Spin Media Group eliminated 19 positions on Tuesday, C.E.O. Stephen Blackwell told Capital in a phone interview.
Blackwell told Capital that Tuesday's "reduction in force" affected about 14 percent of the company's 127 staff members-mostly in the video, photo, and sales departments.
Some of the layoffs, he added, were due to the decision to end the print edition of Vibe, which the company acquired last year.
Last week, as Capital first reported, Stephen Blackwell was named the new C.E.O. of Spin Media Group-a collection of more than a dozen online music and lifestyle publications that together bring in about 30 million monthly uniques. The company owns the two longstanding brands SPIN and VIBE, as well as digital properties of more recent vintage like Celebuzz, The Frisky, and Stereogum, among other brands.
Blackwell is a relative newcomer to the company, which has spun through countless C.E.O.s, layoffs, pivots, acquisitions, and new names over the past few years.
Vibe magazine is celebrating its 20th birthday by announcing it plans to live to see 21. Despite numerous reports this year that the magazine's new owner SpinMedia, the network of pop-culture blogs, had decided to shut down the print edition, executives now say they will keep printing the magazine on a regular basis. Frequency will be reduced to four times a year from six.
SpinMedia is also considering reviving Spin's print edition as a quarterly.
Slowly but surely, publisher sites are getting better. Last week, the New York Post ditched its messy, haphazard attempt at an online presence in favor of a visually appealing, fully responsive offering instead. It's not the only major publisher doing so. The growth of mobile devices and the widespread adoption of responsive design is pushing media owners to move away from a "more is more" approach in favor a cleaner, streamlined, more minimalist one. At last, user experience is starting to feel like more than an afterthought.
Parse.ly, the web-publishing analytics startup that launched in early 2012, has released the first edition of what's expected to be a monthly look into the top sources driving traffic to publishers' sites. The first edition of the Authority Report, as Parse.ly has dubbed it, covers July 2013 and shows - among other insights - Feedly crushing other RSS readers in the first month sans Google Reader.
Interweave, an imprint of F+W Media, Inc., the nation’s number one craft media company, enriches crafters worldwide with the launch of a new website, CraftDaily.com. An experience unlike any before, the subscription video website features more than 100 hours of full-length, high-quality, fully-vetted instructional videos taught by renowned instructors including:

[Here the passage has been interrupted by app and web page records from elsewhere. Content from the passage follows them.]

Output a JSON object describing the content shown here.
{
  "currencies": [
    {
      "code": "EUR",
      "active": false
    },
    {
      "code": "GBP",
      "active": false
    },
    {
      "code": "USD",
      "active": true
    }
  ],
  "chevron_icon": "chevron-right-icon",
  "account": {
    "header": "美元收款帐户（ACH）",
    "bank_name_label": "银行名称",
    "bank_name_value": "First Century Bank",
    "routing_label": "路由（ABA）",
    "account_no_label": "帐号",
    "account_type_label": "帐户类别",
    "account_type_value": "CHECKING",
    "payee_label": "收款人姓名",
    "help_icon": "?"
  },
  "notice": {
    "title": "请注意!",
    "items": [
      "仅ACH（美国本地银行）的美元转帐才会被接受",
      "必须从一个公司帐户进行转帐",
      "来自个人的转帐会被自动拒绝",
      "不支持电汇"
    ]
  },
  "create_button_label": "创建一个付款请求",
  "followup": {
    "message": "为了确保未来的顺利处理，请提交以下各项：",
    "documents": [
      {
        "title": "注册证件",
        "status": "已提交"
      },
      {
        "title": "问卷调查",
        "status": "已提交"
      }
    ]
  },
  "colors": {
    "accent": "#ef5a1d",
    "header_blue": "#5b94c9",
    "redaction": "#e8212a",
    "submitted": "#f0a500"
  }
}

It ain’t easy being in the media business these days, or so they say. There are in fact lots of people allegedly, or actually, raking in digital dollars, according to this article from Fortune. They’re all content producers with a journalistic twist. They are all different in their own ways, but you can parse out some ingredients for financial success in the industry.
Not surprisingly the top, profitable companies are: The Huffington Post, Gawker Media, The Awl, Business Insider, SAY Media, Vox Media, and BuzzFeed.
So what sets them apart?